The commission’s emails, obtained through a public-records request, show that Morhaim had an open line to marijuana regulators, who favored his advice.

“Without your dedication and commitment, we wouldn’t be so close to an operational medical cannabis program,” Paul Davies, the commission’s chairman, wrote on Sept. 5, 2015. “We all look forward to working closely with you through anticipated cultural, legislative and regulatory changes to develop the best best medical cannabis program in The United States.”

And they did work closely together.

In July 2015, in an email summarizing a meeting with commissioners, Morhaim pushed for a letter to local governments encouraging them to welcome prospective marijuana businesses just as they would any other legal enterprise.
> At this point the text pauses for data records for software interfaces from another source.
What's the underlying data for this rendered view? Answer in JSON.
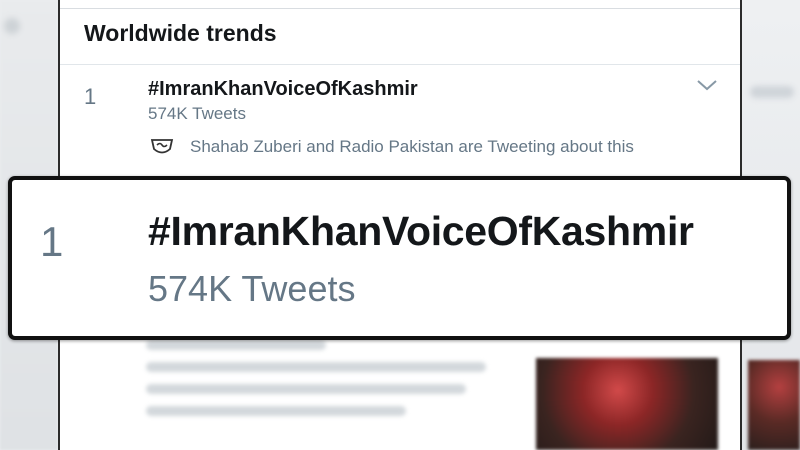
{
  "section": {
    "title": "Worldwide trends"
  },
  "trend": {
    "rank": "1",
    "name": "#ImranKhanVoiceOfKashmir",
    "tweet_count": "574K Tweets",
    "context": "Shahab Zuberi and Radio Pakistan are Tweeting about this",
    "context_icon": "verified-org-badge-icon",
    "menu_icon": "chevron-down-icon"
  },
  "zoom": {
    "rank": "1",
    "name": "#ImranKhanVoiceOfKashmir",
    "tweet_count": "574K Tweets"
  },
  "colors": {
    "primary_text": "#14171a",
    "secondary_text": "#657786",
    "callout_border": "#111111"
  }
}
He also offered to carry legislation on the commission’s behalf if it didn’t want to sponsor a particular bill, as government agencies sometimes do.

In May, while applications for licenses were being evaluated, Morhaim called the commission’s executive director to ask regulators to reconsider a decision to cap the number of businesses allowed to process medical marijuana, according to the email. The director, Patrick Jameson, responded by saying that the change would not be permanent and said Morhaim’s views would be shared with other commissioners and be conveyed to an upcoming work group of commissioners.

At one point, Morhaim sent Davies, the commission chair, an email introduction to a doctor who had researched the effects of cannabis on treating seizures. In a follow-up email, that doctor told Davies that he was a medical consultant to a company vying for cannabis licenses, “in the interest of disclosure and transparency.”

Morhaim has said his advocacy is driven by a desire to make medical cannabis available to patients, not to benefit the company.

After The Post reported Morhaim’s connection to Doctor’s Orders, Commissioner Robert Lavin emailed the panel’s chair, executive director and legal counsel, asking whether the revelation would complicate plans to award preliminary licenses.

“Will there need to be a ‘hold’ placed on our reviews because of additional legal/fairness issues that need to be addressed at this time?” Lavin wrote July 21.

A spokeswoman for the commission said there was no emailed response to this question. The first batch of licenses — 15 for growing and 15 for processing — were awarded Aug. 5. Doctor’s Orders was one of seven entities to win approval to both grow and process the drug.